*DESCRIPTION OF THE TASK*: Would you please copy each line of the listing that mentions "STATS"?

*DATA LISTING*:
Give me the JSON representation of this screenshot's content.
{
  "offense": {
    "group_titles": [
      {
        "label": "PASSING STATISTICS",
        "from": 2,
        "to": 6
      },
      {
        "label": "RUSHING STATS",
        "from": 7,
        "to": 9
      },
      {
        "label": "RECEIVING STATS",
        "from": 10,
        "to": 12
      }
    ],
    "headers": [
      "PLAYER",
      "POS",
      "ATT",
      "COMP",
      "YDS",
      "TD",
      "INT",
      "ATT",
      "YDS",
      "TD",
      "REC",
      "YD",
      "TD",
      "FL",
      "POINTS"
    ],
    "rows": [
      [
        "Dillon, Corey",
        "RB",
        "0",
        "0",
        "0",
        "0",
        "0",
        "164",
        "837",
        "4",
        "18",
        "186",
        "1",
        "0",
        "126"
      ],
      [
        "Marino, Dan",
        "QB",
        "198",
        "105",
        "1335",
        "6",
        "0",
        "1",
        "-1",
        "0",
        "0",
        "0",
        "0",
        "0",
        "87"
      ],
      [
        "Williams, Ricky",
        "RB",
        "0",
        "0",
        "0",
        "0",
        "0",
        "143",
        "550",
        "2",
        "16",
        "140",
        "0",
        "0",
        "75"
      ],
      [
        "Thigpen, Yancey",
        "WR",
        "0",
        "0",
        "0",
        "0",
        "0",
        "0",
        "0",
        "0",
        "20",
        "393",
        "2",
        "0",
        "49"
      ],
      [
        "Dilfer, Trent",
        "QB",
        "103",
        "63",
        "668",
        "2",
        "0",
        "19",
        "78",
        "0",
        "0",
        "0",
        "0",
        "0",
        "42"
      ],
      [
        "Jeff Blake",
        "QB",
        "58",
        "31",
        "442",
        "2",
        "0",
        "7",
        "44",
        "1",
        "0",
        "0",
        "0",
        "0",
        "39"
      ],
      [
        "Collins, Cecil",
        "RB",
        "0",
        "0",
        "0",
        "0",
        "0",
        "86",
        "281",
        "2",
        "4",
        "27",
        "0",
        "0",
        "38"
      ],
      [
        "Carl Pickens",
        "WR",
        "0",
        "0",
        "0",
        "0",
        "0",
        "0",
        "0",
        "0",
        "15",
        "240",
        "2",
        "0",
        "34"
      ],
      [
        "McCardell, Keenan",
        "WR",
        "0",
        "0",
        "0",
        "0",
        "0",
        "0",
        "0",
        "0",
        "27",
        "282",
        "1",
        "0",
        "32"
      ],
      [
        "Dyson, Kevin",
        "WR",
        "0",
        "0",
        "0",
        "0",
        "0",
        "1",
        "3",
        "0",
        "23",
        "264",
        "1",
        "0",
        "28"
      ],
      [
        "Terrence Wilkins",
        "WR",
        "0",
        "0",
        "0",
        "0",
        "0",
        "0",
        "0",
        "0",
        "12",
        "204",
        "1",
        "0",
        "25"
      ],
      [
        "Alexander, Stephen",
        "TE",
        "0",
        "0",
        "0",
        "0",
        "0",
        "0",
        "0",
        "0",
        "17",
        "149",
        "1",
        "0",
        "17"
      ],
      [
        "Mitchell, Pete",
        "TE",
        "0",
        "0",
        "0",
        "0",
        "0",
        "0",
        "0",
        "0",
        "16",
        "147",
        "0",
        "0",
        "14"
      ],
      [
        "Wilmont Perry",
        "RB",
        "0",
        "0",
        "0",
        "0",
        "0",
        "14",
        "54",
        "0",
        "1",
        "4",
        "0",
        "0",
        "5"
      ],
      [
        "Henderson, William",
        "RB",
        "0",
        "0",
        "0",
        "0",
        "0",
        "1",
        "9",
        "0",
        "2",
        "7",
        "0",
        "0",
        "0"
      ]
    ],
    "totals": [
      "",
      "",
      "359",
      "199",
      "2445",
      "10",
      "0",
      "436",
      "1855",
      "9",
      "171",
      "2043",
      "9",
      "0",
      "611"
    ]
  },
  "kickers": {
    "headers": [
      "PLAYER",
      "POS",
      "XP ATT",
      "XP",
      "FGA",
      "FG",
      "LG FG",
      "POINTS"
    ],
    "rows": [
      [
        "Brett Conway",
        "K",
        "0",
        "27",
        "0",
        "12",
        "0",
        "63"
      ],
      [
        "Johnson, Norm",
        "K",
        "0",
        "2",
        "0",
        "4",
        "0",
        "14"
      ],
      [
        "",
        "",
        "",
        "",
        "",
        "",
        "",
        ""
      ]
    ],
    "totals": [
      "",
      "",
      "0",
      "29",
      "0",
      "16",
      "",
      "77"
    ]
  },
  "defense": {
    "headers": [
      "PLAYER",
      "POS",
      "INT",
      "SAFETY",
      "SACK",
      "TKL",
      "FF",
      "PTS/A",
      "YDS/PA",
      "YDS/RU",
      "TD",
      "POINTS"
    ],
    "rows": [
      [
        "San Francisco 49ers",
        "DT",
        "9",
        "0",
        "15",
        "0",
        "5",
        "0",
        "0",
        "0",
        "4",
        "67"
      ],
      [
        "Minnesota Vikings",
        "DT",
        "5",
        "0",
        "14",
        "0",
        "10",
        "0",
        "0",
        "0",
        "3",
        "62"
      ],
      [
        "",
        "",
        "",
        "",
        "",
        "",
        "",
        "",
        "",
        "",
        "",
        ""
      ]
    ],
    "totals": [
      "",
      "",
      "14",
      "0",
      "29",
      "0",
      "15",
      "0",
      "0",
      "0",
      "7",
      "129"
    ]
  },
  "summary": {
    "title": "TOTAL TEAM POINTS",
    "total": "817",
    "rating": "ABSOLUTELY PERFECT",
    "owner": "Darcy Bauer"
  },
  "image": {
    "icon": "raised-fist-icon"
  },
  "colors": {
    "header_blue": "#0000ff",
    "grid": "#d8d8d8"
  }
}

*EXERCISE ANSWER*:
        "label": "RUSHING STATS",
        "label": "RECEIVING STATS",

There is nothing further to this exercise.